Call over Pakistan reconstruction
Reconstruction efforts in flood-ravaged Pakistan must start immediately to avoid devastating long-term consequences for the country, Oxfam has warned.
One month since the disaster, the international aid agency said the flood waters were continuing to rise with 500,000 people forced to evacuate their homes in recent days.
It said reconstruction planning should begin now amid the ongoing rescue efforts and urged the international community and Pakistan's government to work together.
Oxfam said billions would be needed to rebuild schools, hospitals, roads and bridges.
Neva Khan, Oxfam's country director in Pakistan, said: "One month into a crisis we would have expected the situation to have stabilised and the long term planning to have begun. But we are still in phase one of an increasing catastrophe, evacuating people, providing them with shelter, trying to get clean water and sanitation to those people who need it. Pakistan doesn't have the luxury of waiting for the emergency phase to be over before starting the reconstruction."

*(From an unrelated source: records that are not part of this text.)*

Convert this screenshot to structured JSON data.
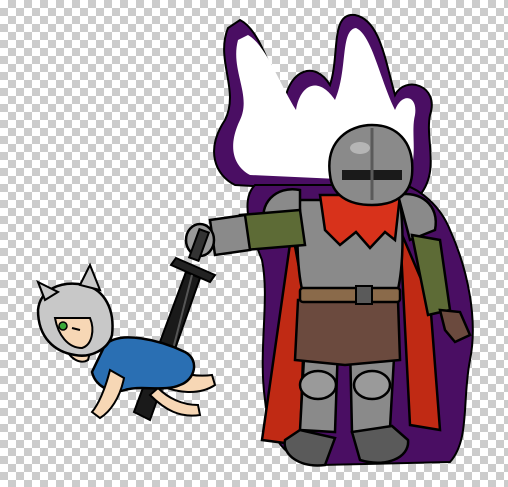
{
  "canvas": {
    "background": "transparency-checkerboard",
    "checker_light": "#ffffff",
    "checker_dark": "#cccccc"
  },
  "illustration": {
    "subjects": [
      "armored-knight",
      "cat-eared-child",
      "black-sword"
    ],
    "colors": {
      "aura_purple": "#4a0e63",
      "armor_grey": "#8a8a8a",
      "armor_dark": "#5a5a5a",
      "tabard_red": "#d8321b",
      "cape_red": "#c02a14",
      "sleeve_olive": "#5d6b36",
      "trousers_brown": "#6b4a3e",
      "belt_brown": "#8a6a4a",
      "dress_blue": "#2a6fb3",
      "hair_silver": "#c8c8c8",
      "skin": "#f7d7b5",
      "eye_green": "#3aa83a",
      "outline": "#000000"
    }
  }
}
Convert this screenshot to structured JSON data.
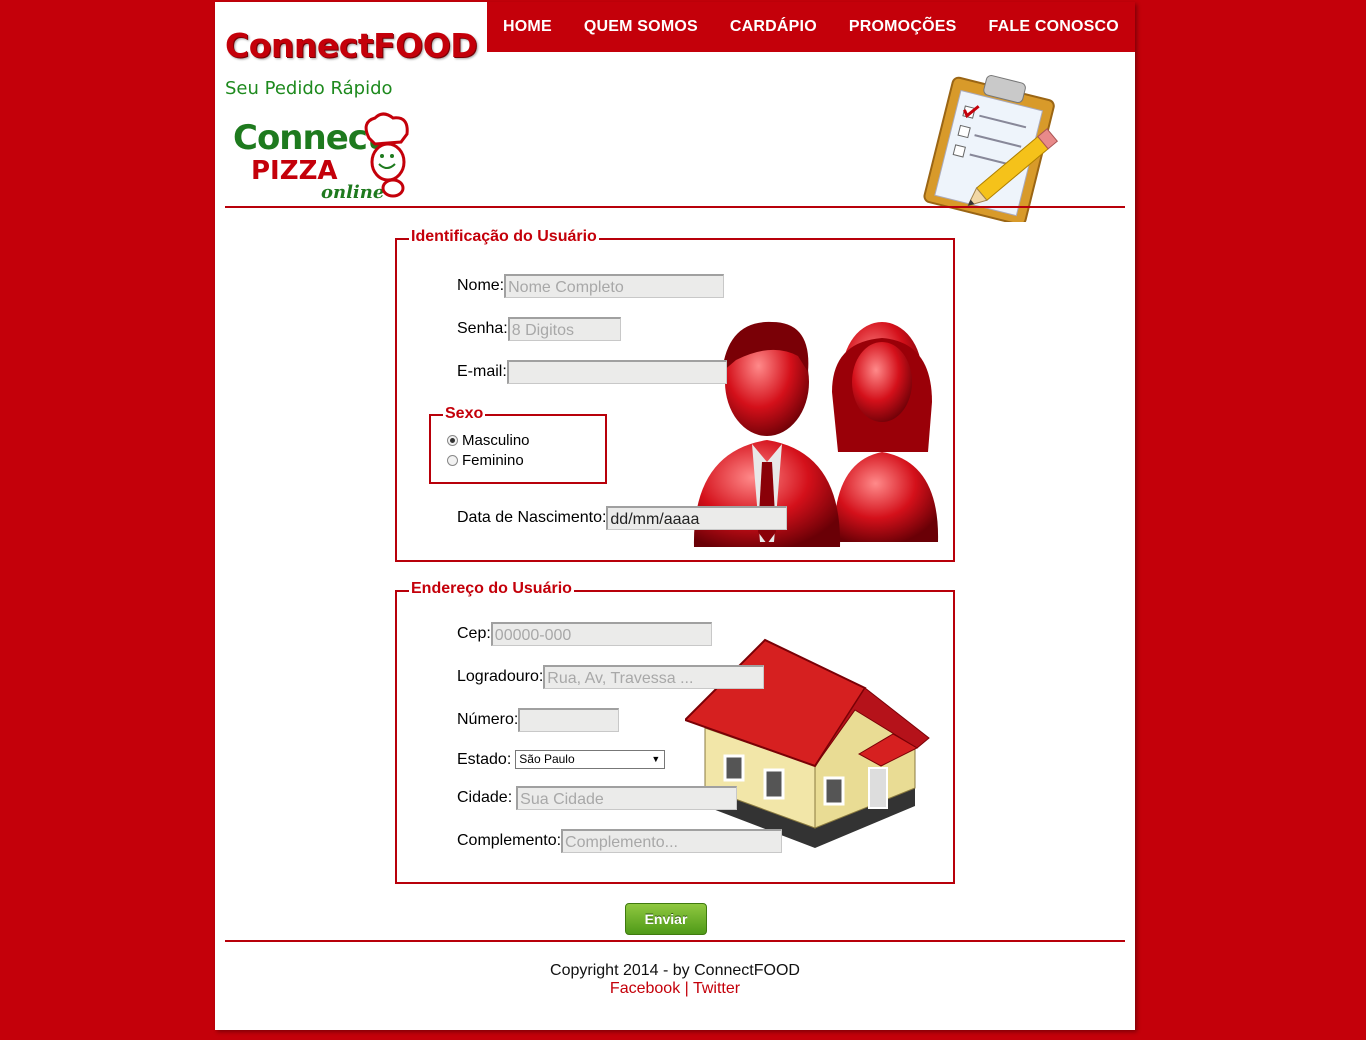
{
  "nav": {
    "items": [
      "HOME",
      "QUEM SOMOS",
      "CARDÁPIO",
      "PROMOÇÕES",
      "FALE CONOSCO"
    ]
  },
  "brand": {
    "title": "ConnectFOOD",
    "tagline": "Seu Pedido Rápido",
    "logo_line1": "Connect",
    "logo_line2": "PIZZA",
    "logo_line3": "online"
  },
  "identificacao": {
    "legend": "Identificação do Usuário",
    "nome_label": "Nome:",
    "nome_placeholder": "Nome Completo",
    "senha_label": "Senha:",
    "senha_placeholder": "8 Digitos",
    "email_label": "E-mail:",
    "email_placeholder": "",
    "sexo": {
      "legend": "Sexo",
      "options": [
        "Masculino",
        "Feminino"
      ],
      "selected": "Masculino"
    },
    "nascimento_label": "Data de Nascimento:",
    "nascimento_value": "dd/mm/aaaa"
  },
  "endereco": {
    "legend": "Endereço do Usuário",
    "cep_label": "Cep:",
    "cep_placeholder": "00000-000",
    "logradouro_label": "Logradouro:",
    "logradouro_placeholder": "Rua, Av, Travessa ...",
    "numero_label": "Número:",
    "numero_placeholder": "",
    "estado_label": "Estado:",
    "estado_selected": "São Paulo",
    "cidade_label": "Cidade:",
    "cidade_placeholder": "Sua Cidade",
    "complemento_label": "Complemento:",
    "complemento_placeholder": "Complemento..."
  },
  "submit_label": "Enviar",
  "footer": {
    "copyright": "Copyright 2014 - by ConnectFOOD",
    "facebook": "Facebook",
    "separator": "|",
    "twitter": "Twitter"
  },
  "colors": {
    "brand_red": "#c4000a",
    "brand_green": "#1e8a1e",
    "button_green": "#4f9a18"
  }
}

Oxfam said more than 17 million people had been affected by the floods, more than the Indian Ocean tsunami, the Kashmir earthquake and the Haiti earthquake combined, with five million left homeless after their homes were washed away.
Villages in the south of the country were still being threatened by the prospect of fresh flooding, with new crop cultivation at risk.
Khan added: "Two-thirds of the population are dependent on farming. There is a real danger that many of Pakistan's farmers will miss the winter planting season which is just round the corner in September because their land is still under water or they have been forced to flee.
"Pakistan's children should have gone back to school in mid-August but with more than 7,000 schools destroyed or damaged, and a further 5,000 being used as temporary shelters, they face months of disruption to their education. And the clean-up operation will take months, meaning millions of people are facing winter spent in temporary shelters or out in the open."
The aid agency said the reconstruction efforts must focus on ensuring the country was better placed to cope with future disasters.